- National Academy Of Medicine's Commission On Global Health Risk Framework Releases Several Reports
National Academy of Medicine: Global Health Risk Framework
“…To address [deficiencies across global systems to prevent, prepare, and respond to infectious disease crises] and inform a more effective response in the future, the National Academy of Medicine convened the Commission on a Global Health Risk Framework for the Future (GHRF Commission) — an independent, international group of experts in finance, governance, R&D, health systems, and the social sciences. The Commission’s report … highlights the essential role of pandemic preparedness in national security and economic stability. … Summary reports from four evidence-gathering workshops that informed the commission [also are] available.” (1/13).
- Blog Posts Discuss Global Health Aspects Of Obama's Final State Of The Union Address
Global Health Technologies Coalition’s “Breakthroughs”: Obama highlights global health and innovation in State of the Union
Courtney Carson, GHTC’s senior policy and advocacy associate, discusses President Obama’s State of the Union address, highlighting global health aspects, including the U.S. response to Ebola, U.S. investments in development, and the importance of medical research (1/13).
Humanosphere: #SOTU: Obama oversells U.S. Ebola response and teases malaria eradication push
Humanosphere reporter Tom Murphy examines the global health aspects of President Obama’s State of the Union address, writing, “His remarks on [global health] manage to both overstate U.S. accomplishments and unveil an area that will garner greater focus during the administration’s final year in office. It encapsulated the mixed record for an administration that is prone to, at times, both over-hype and under-deliver on global health…” (1/13).
- National Action Plan Can Accelerate R&D Efforts, Progress Against MDR-TB
Global Health Technologies Coalition’s “Breakthroughs”: Welcoming the National Action Plan for Combating Multidrug-Resistant Tuberculosis: Important first steps, critical next steps
“In this guest post, Dara Erck, vice president of external affairs at Aeras, discusses the new White House National Action Plan for Combating Multidrug-Resistant Tuberculosis and how it could accelerate research and development (R&D) of new technologies to combat multidrug-resistant TB (MDR-TB).” Erck writes, “[F]or the plan to be successful, Congress will need to dedicate the resources necessary to achieve its ambitious treatment, diagnostic, and vaccine development targets…” (1/14).
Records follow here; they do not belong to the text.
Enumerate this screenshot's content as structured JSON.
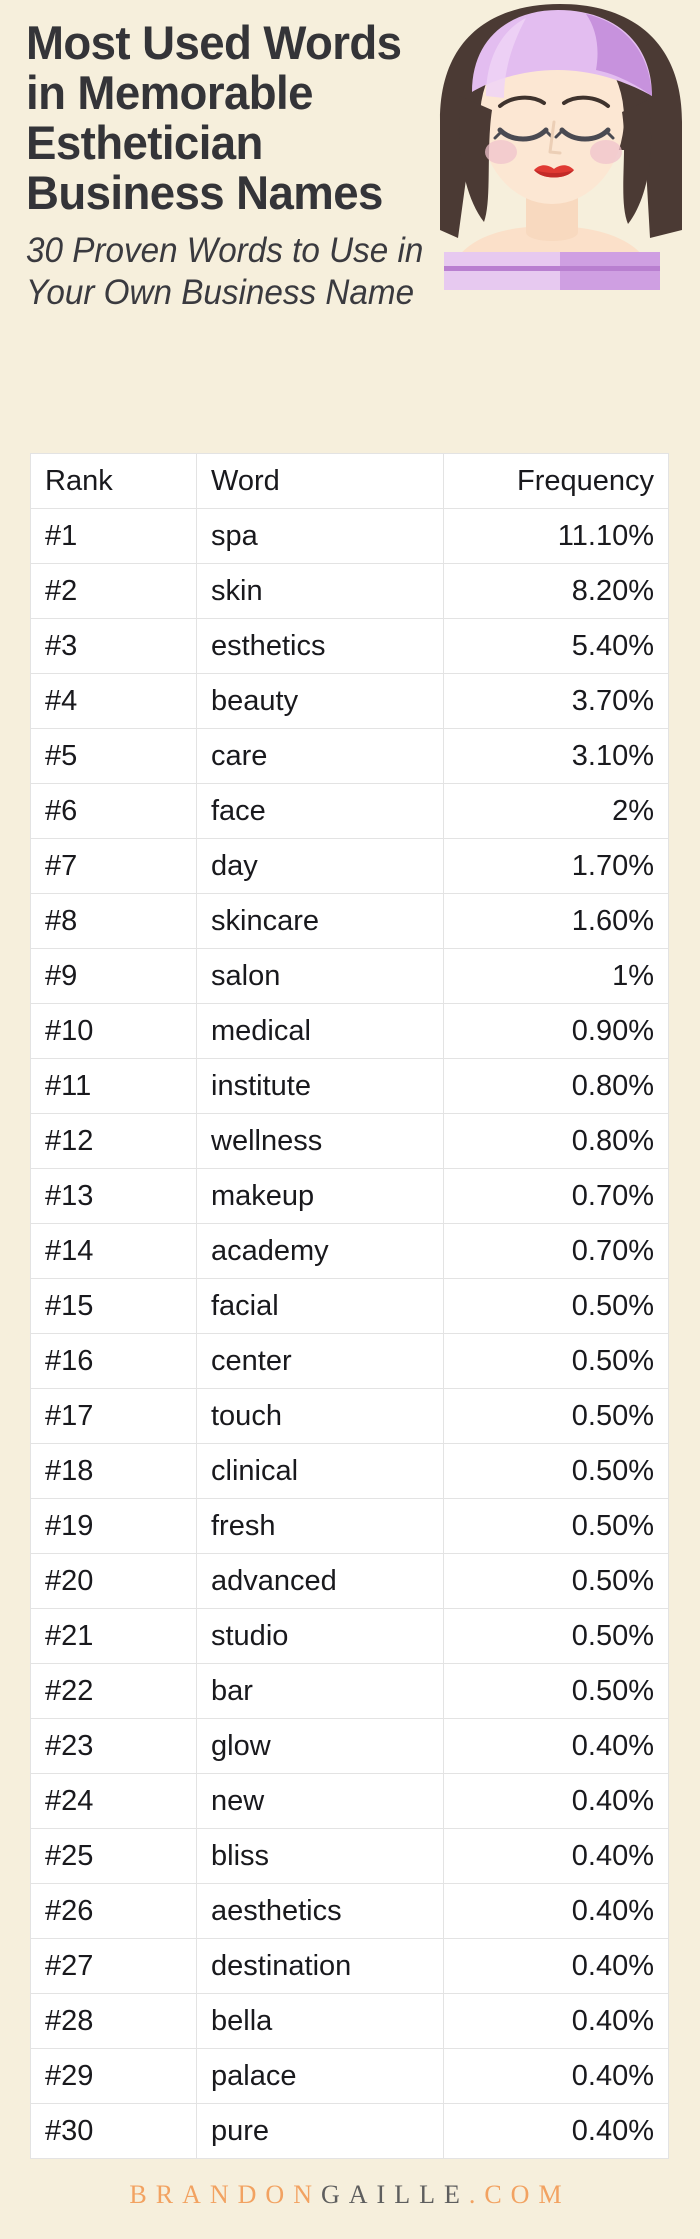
{
  "header": {
    "title_lines": [
      "Most Used Words",
      "in Memorable",
      "Esthetician",
      "Business Names"
    ],
    "subtitle_lines": [
      "30 Proven Words to Use in",
      "Your Own Business Name"
    ],
    "illustration_name": "esthetician-spa-woman-illustration"
  },
  "colors": {
    "background": "#f6efdc",
    "title_text": "#343438",
    "table_bg": "#ffffff",
    "table_border": "#e3e3e3",
    "brand_orange": "#f2a261",
    "brand_gray": "#5e5e5e",
    "headband": "#d9b3e8",
    "hair": "#4b3a34",
    "skin": "#fbe3cd",
    "lips": "#e03030",
    "towel": "#e2c2ec"
  },
  "footer": {
    "brand_part1": "BRANDON",
    "brand_part2": "GAILLE",
    "brand_part3": ".COM"
  },
  "chart_data": {
    "type": "table",
    "title": "Most Used Words in Memorable Esthetician Business Names",
    "subtitle": "30 Proven Words to Use in Your Own Business Name",
    "columns": [
      "Rank",
      "Word",
      "Frequency"
    ],
    "xlabel": "Word",
    "ylabel": "Frequency",
    "rows": [
      {
        "rank": "#1",
        "word": "spa",
        "frequency": "11.10%",
        "value": 11.1
      },
      {
        "rank": "#2",
        "word": "skin",
        "frequency": "8.20%",
        "value": 8.2
      },
      {
        "rank": "#3",
        "word": "esthetics",
        "frequency": "5.40%",
        "value": 5.4
      },
      {
        "rank": "#4",
        "word": "beauty",
        "frequency": "3.70%",
        "value": 3.7
      },
      {
        "rank": "#5",
        "word": "care",
        "frequency": "3.10%",
        "value": 3.1
      },
      {
        "rank": "#6",
        "word": "face",
        "frequency": "2%",
        "value": 2.0
      },
      {
        "rank": "#7",
        "word": "day",
        "frequency": "1.70%",
        "value": 1.7
      },
      {
        "rank": "#8",
        "word": "skincare",
        "frequency": "1.60%",
        "value": 1.6
      },
      {
        "rank": "#9",
        "word": "salon",
        "frequency": "1%",
        "value": 1.0
      },
      {
        "rank": "#10",
        "word": "medical",
        "frequency": "0.90%",
        "value": 0.9
      },
      {
        "rank": "#11",
        "word": "institute",
        "frequency": "0.80%",
        "value": 0.8
      },
      {
        "rank": "#12",
        "word": "wellness",
        "frequency": "0.80%",
        "value": 0.8
      },
      {
        "rank": "#13",
        "word": "makeup",
        "frequency": "0.70%",
        "value": 0.7
      },
      {
        "rank": "#14",
        "word": "academy",
        "frequency": "0.70%",
        "value": 0.7
      },
      {
        "rank": "#15",
        "word": "facial",
        "frequency": "0.50%",
        "value": 0.5
      },
      {
        "rank": "#16",
        "word": "center",
        "frequency": "0.50%",
        "value": 0.5
      },
      {
        "rank": "#17",
        "word": "touch",
        "frequency": "0.50%",
        "value": 0.5
      },
      {
        "rank": "#18",
        "word": "clinical",
        "frequency": "0.50%",
        "value": 0.5
      },
      {
        "rank": "#19",
        "word": "fresh",
        "frequency": "0.50%",
        "value": 0.5
      },
      {
        "rank": "#20",
        "word": "advanced",
        "frequency": "0.50%",
        "value": 0.5
      },
      {
        "rank": "#21",
        "word": "studio",
        "frequency": "0.50%",
        "value": 0.5
      },
      {
        "rank": "#22",
        "word": "bar",
        "frequency": "0.50%",
        "value": 0.5
      },
      {
        "rank": "#23",
        "word": "glow",
        "frequency": "0.40%",
        "value": 0.4
      },
      {
        "rank": "#24",
        "word": "new",
        "frequency": "0.40%",
        "value": 0.4
      },
      {
        "rank": "#25",
        "word": "bliss",
        "frequency": "0.40%",
        "value": 0.4
      },
      {
        "rank": "#26",
        "word": "aesthetics",
        "frequency": "0.40%",
        "value": 0.4
      },
      {
        "rank": "#27",
        "word": "destination",
        "frequency": "0.40%",
        "value": 0.4
      },
      {
        "rank": "#28",
        "word": "bella",
        "frequency": "0.40%",
        "value": 0.4
      },
      {
        "rank": "#29",
        "word": "palace",
        "frequency": "0.40%",
        "value": 0.4
      },
      {
        "rank": "#30",
        "word": "pure",
        "frequency": "0.40%",
        "value": 0.4
      }
    ]
  }
}
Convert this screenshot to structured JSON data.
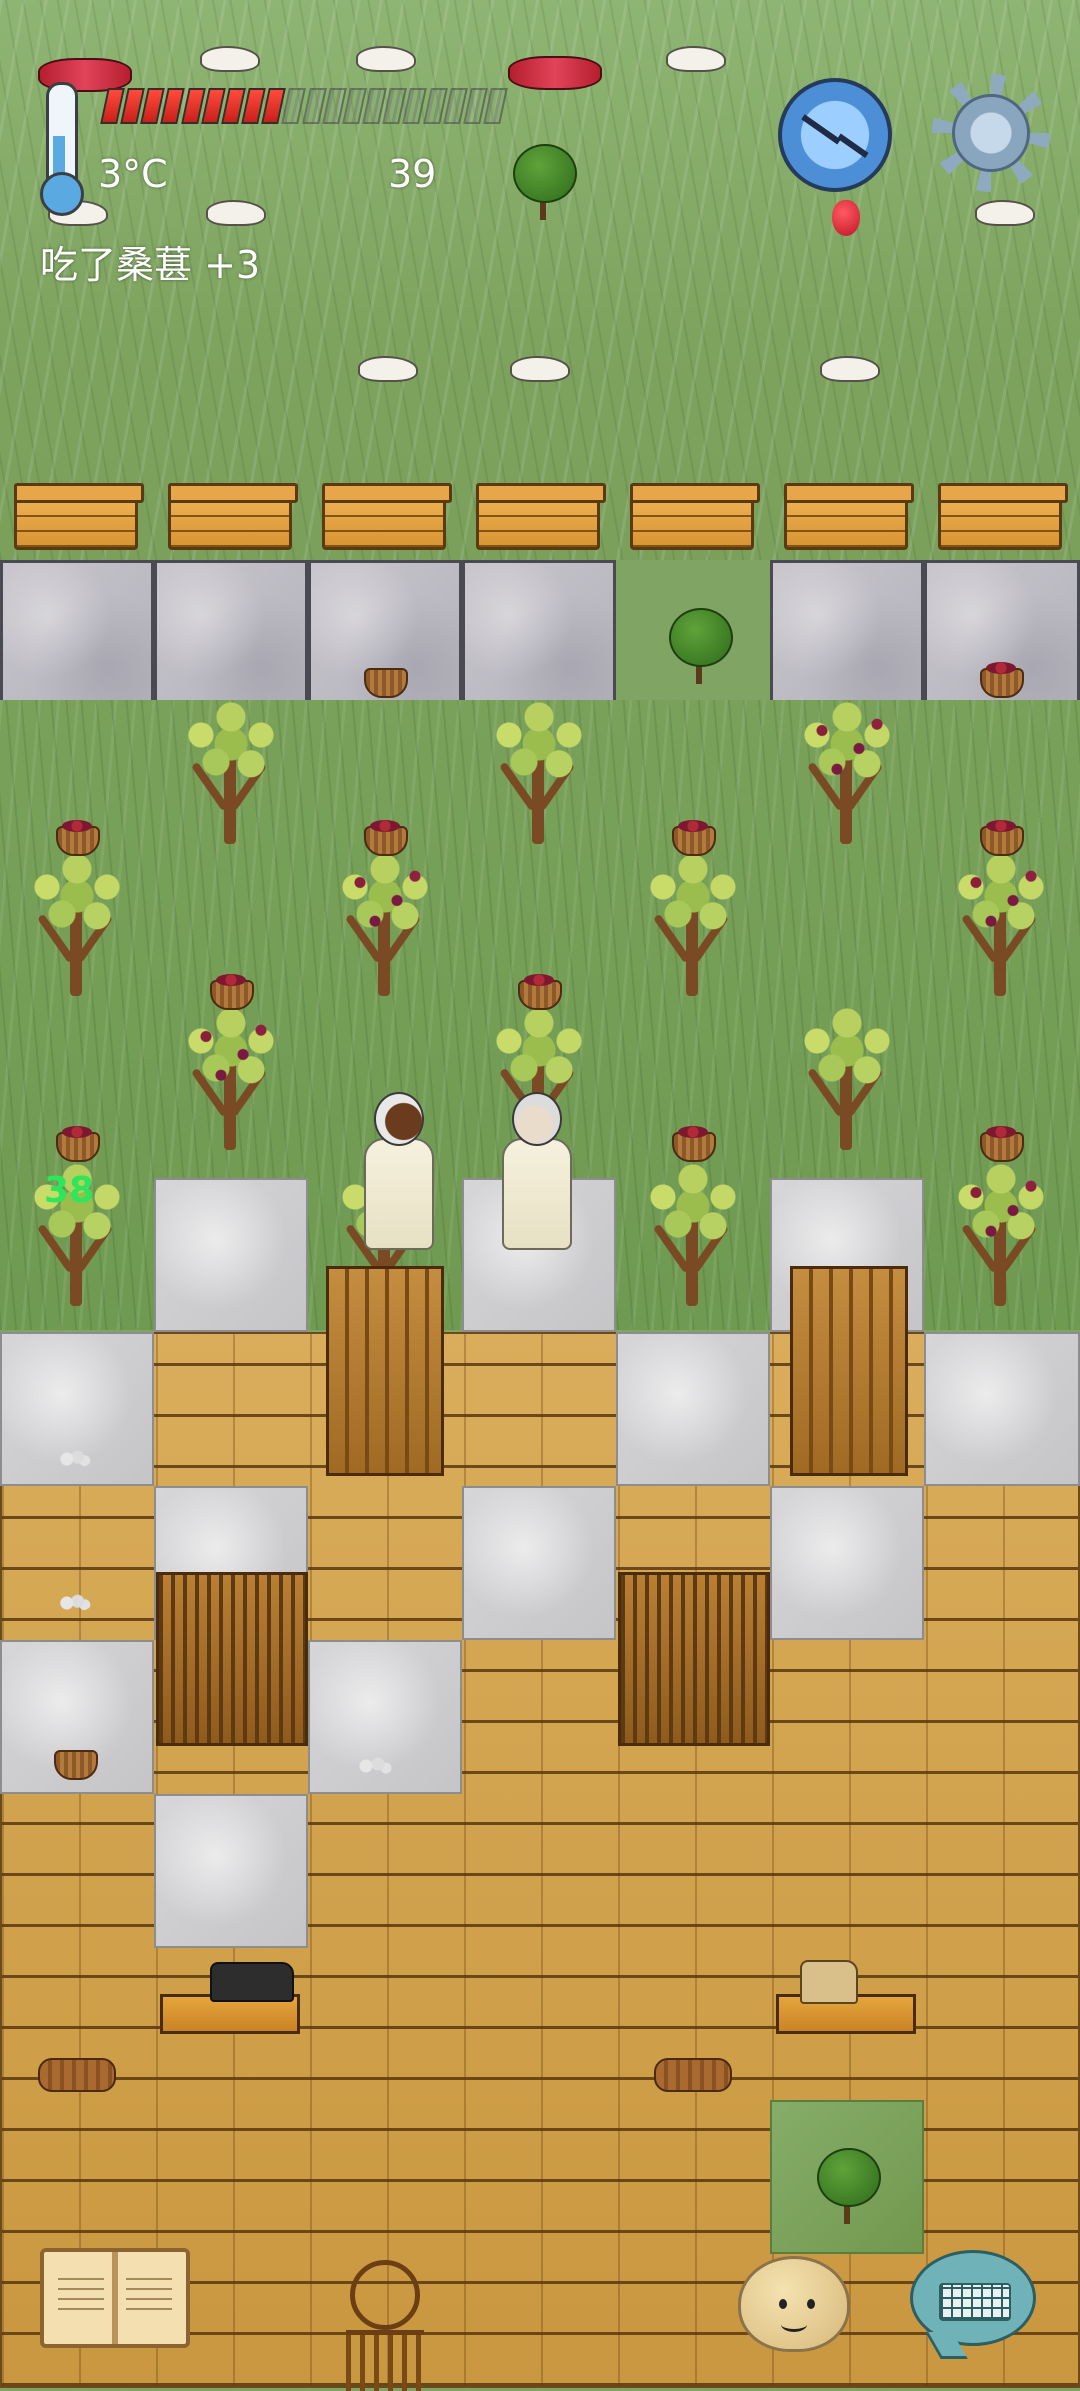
{
  "hud": {
    "temperature": "3°C",
    "food_count": "39",
    "food_pips_filled": 9,
    "food_pips_total": 20,
    "status_message": "吃了桑葚 +3",
    "age_label": "38"
  },
  "icons": {
    "thermometer": "thermometer-icon",
    "compass": "compass-icon",
    "settings": "gear-icon",
    "tech_book": "book-icon",
    "emote": "emote-face-icon",
    "keyboard": "keyboard-icon"
  },
  "colors": {
    "food_on": "#e0322a",
    "age_label": "#2ee65a",
    "hud_text": "#ffffff"
  }
}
- West Africa's Ouagadougou Partnership Helping To Improve Access To Contraceptives, Family Planning
IntraHealth International’s “Vital”: Seven Tactics that Are Leading Francophone West Africa toward a Contraceptive Revolution
Sara Stratton, assistant program director at IntraHealth International, discusses the work and achievements of the Ouagadougou Partnership, which includes nine West African countries and aims to promote family planning and modern contraceptive use for women. Stratton highlights seven ways the partnership has been “leading francophone West Africa to a contraceptive revolution,” including prioritizing country governments’ leadership, aligning donor investments, using data effectively, engaging religious leaders, cultivating youth advocates, strengthening the family planning community, and creating space for dialogue among West Africans (1/13).
- New Report Examines Observations On HIV Treatment Resource Allocation In Mozambique
Center for Global Health Policy’s “Science Speaks”: Mozambique: Our report on an HIV treatment pivot examines what can happen Right Now
Antigone Barton, senior writer and editor of “Science Speaks,” discusses a visit to Mozambique to observe how U.S.-funded HIV programs were redistributing resources and funds to treat the epidemic in “places of greatest need.” Barton writes, “The particulars are detailed in [the Center for Global Health Policy’s] just released report, Right Now: Observations on an HIV treatment pivot…” (1/13).